A little bit about drag-free drift.

Drag-free drift
Presenting the fly in a natural manner is the fundamental definition of drag-free drift. This means that when the fly is floating naturally through the water it moves with the currents at a same pace as the other food sources and particles. The fly line, leader, tippet and fly have some measure of physical resistance against the water. Resistance is magnified when the fly line, leader, and tippet are pulled “Dragged” through the water by certain factors, primarily the downstream current. Drag is reduced by providing slack in the system; fly line, leader, and tippet. A combination of proper casting, mending fly line, leader construction and tippet length is how slack is introduced. This should not be confused with eliminating slack for efficient casting.
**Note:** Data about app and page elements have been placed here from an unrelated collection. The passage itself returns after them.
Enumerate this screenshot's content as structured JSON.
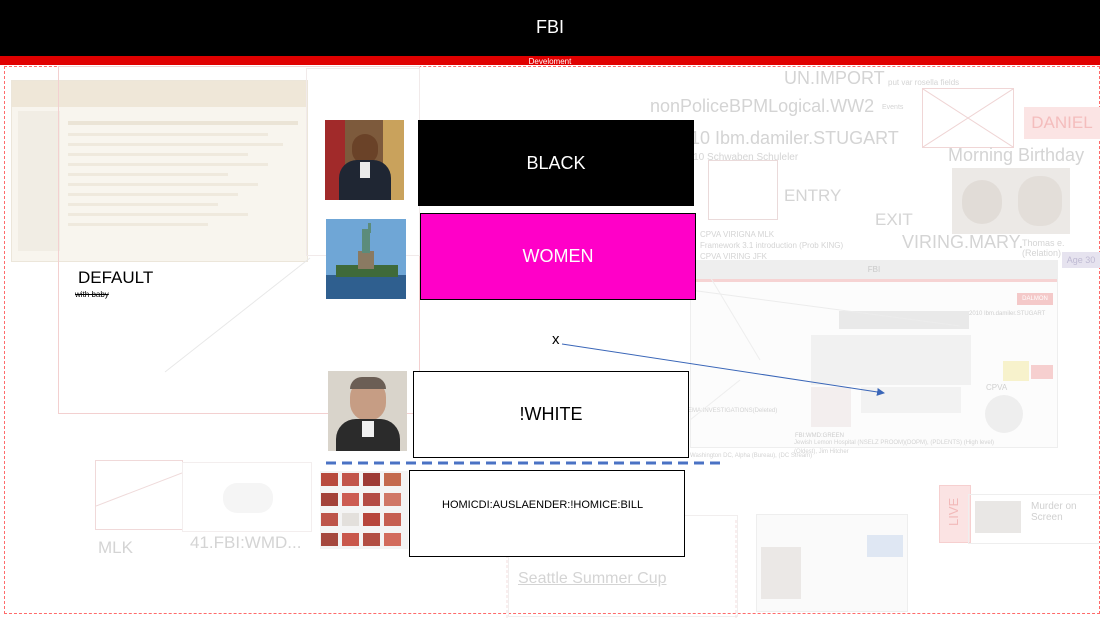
{
  "header": {
    "title": "FBI"
  },
  "subheader": {
    "label": "Develoment"
  },
  "faded": {
    "un_import": "UN.IMPORT",
    "un_import_note": "put var rosella fields",
    "nonpolice": "nonPoliceBPMLogical.WW2",
    "nonpolice_note": "Events",
    "ibm": "2010 Ibm.damiler.STUGART",
    "ibm_note": "2010 Schwaben Schuleler",
    "daniel": "DANIEL",
    "morning": "Morning Birthday",
    "entry": "ENTRY",
    "exit": "EXIT",
    "viring": "VIRING.MARY.",
    "viring_note": "Thomas e. (Relation)",
    "age": "Age 30",
    "cpva1": "CPVA VIRIGNA MLK",
    "cpva2": "Framework 3.1 introduction (Prob KING)",
    "cpva3": "CPVA VIRING JFK",
    "mlk": "MLK",
    "wmd": "41.FBI:WMD...",
    "live": "LIVE",
    "murder": "Murder on Screen",
    "seattle": "Seattle Summer Cup",
    "screen_header": "FBI",
    "screen_badge": "DALMON",
    "screen_line1": "2010 Ibm.damiler.STUGART",
    "screen_cpva": "CPVA",
    "screen_wmd": "FBI:WMD:GREEN",
    "screen_wmd2": "Jewish Lemon Hospital (NSELZ PROOM)(DOPM), (PDLENTS) (High level)",
    "screen_wmd3": "(Oldest), Jim Hitcher",
    "screen_inv": "EMA:INVESTIGATIONS(Deleted)",
    "screen_dc": "Washington DC, Alpha (Bureau), (DC Stream)"
  },
  "labels": {
    "default": "DEFAULT",
    "default_note": "with baby",
    "x_mark": "x"
  },
  "rows": [
    {
      "label": "BLACK",
      "bg": "#000000",
      "fg": "#ffffff"
    },
    {
      "label": "WOMEN",
      "bg": "#ff00c8",
      "fg": "#ffffff"
    },
    {
      "label": "!WHITE",
      "bg": "#ffffff",
      "fg": "#000000"
    },
    {
      "label": "HOMICDI:AUSLAENDER:!HOMICE:BILL",
      "bg": "#ffffff",
      "fg": "#000000"
    }
  ],
  "colors": {
    "topbar": "#000000",
    "redbar": "#e00000",
    "frame": "#ff6b6b",
    "divider": "#4a72c4",
    "arrow": "#3a66b8"
  }
}
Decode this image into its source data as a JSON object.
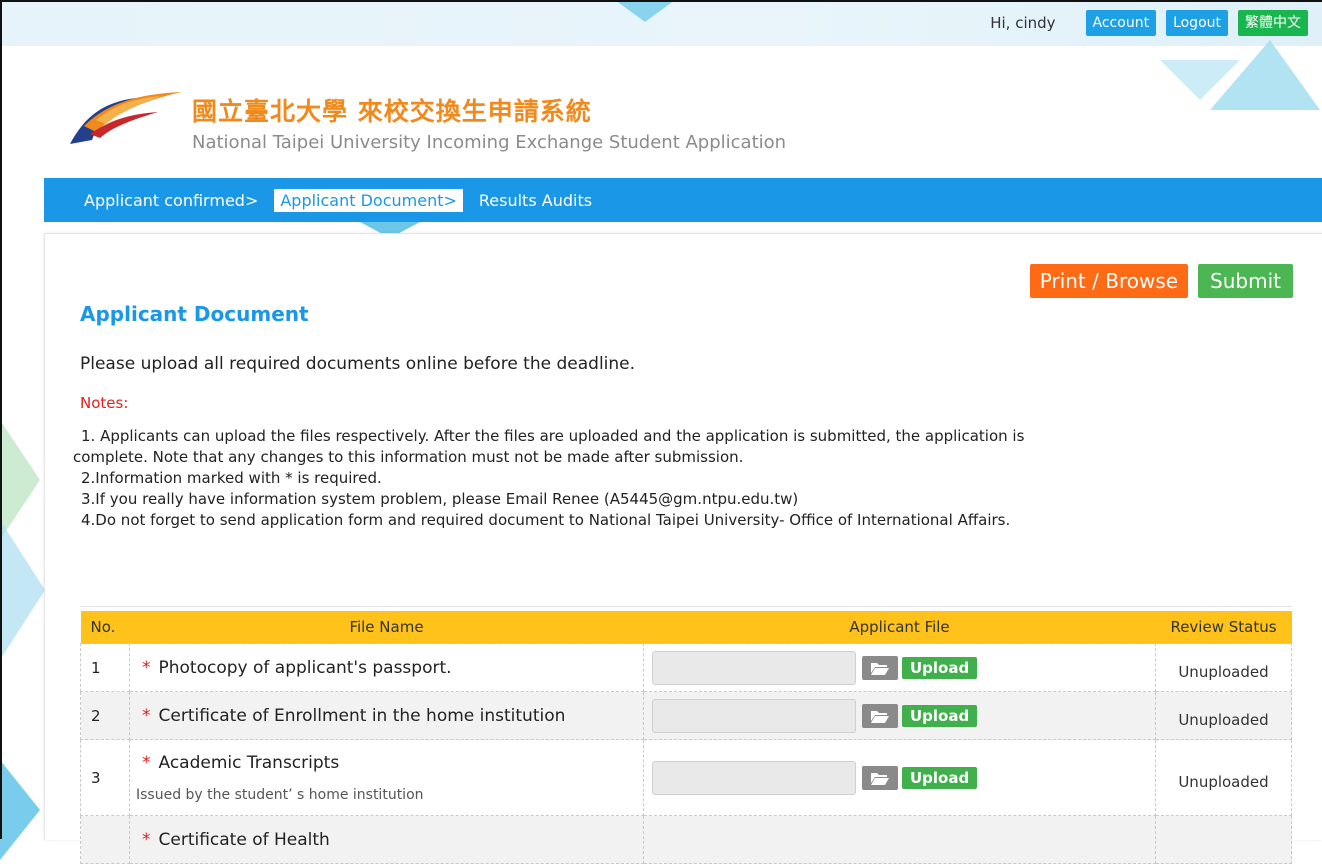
{
  "topbar": {
    "greeting": "Hi, cindy",
    "account": "Account",
    "logout": "Logout",
    "language": "繁體中文"
  },
  "brand": {
    "title_zh": "國立臺北大學 來校交換生申請系統",
    "title_en": "National Taipei University Incoming Exchange Student Application"
  },
  "nav": {
    "items": [
      "Applicant confirmed>",
      "Applicant Document>",
      "Results Audits"
    ],
    "active_index": 1
  },
  "page": {
    "print_label": "Print / Browse",
    "submit_label": "Submit",
    "heading": "Applicant Document",
    "intro": "Please upload all required documents online before the deadline.",
    "notes_title": "Notes:",
    "notes": [
      "1. Applicants can upload the files respectively. After the files are uploaded and the application is submitted, the application is",
      "complete. Note that any changes to this information must not be made after submission.",
      "2.Information marked with * is required.",
      "3.If you really have information system problem, please Email Renee (A5445@gm.ntpu.edu.tw)",
      "4.Do not forget to send application form and required document to National Taipei University- Office of International Affairs."
    ]
  },
  "table": {
    "headers": {
      "no": "No.",
      "file_name": "File Name",
      "applicant_file": "Applicant File",
      "review_status": "Review Status"
    },
    "upload_label": "Upload",
    "required_mark": "*",
    "rows": [
      {
        "no": "1",
        "name": "Photocopy of applicant's passport.",
        "note": "",
        "status": "Unuploaded"
      },
      {
        "no": "2",
        "name": "Certificate of Enrollment in the home institution",
        "note": "",
        "status": "Unuploaded"
      },
      {
        "no": "3",
        "name": "Academic Transcripts",
        "note": "Issued by the student’ s home institution",
        "status": "Unuploaded"
      },
      {
        "no": "",
        "name": "Certificate of Health",
        "note": "",
        "status": ""
      }
    ]
  },
  "colors": {
    "nav_blue": "#1b97e7",
    "orange": "#ff6a14",
    "green": "#4cb752",
    "header_yellow": "#ffc21a",
    "brand_orange": "#f08a1c"
  },
  "icons": [
    "logo-swoosh-icon",
    "folder-open-icon"
  ]
}
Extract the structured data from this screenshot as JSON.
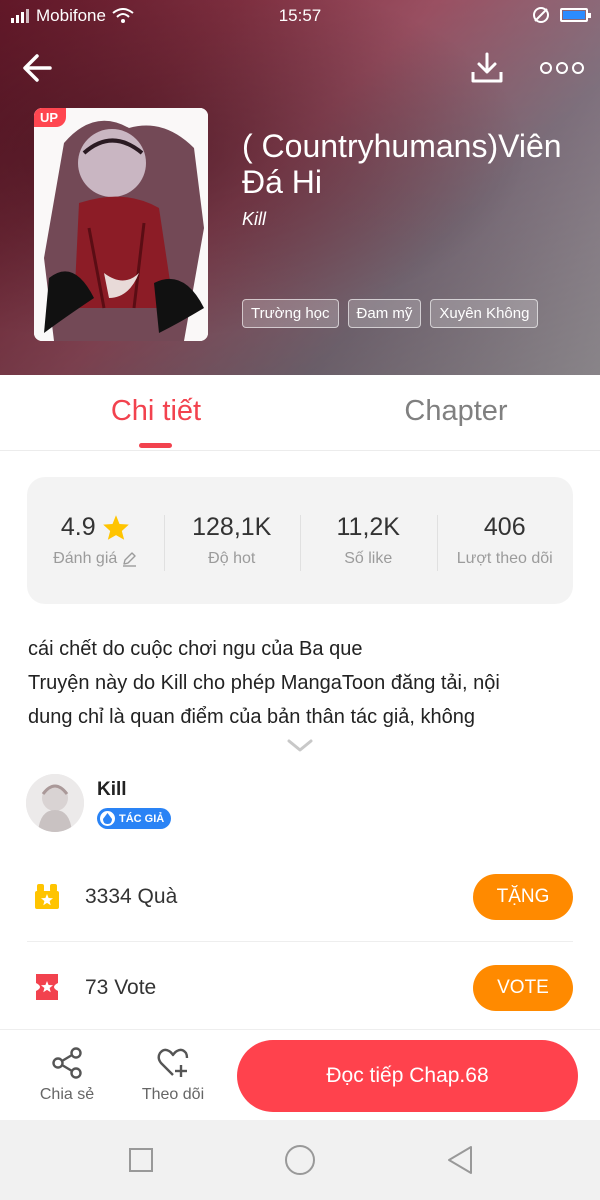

The slack explained here, for drag-free drifts, is introduced after the cast is made, either in the air after the final stopping motion of the rod tip, or on the water by utilization of mending fly line; typically upstream.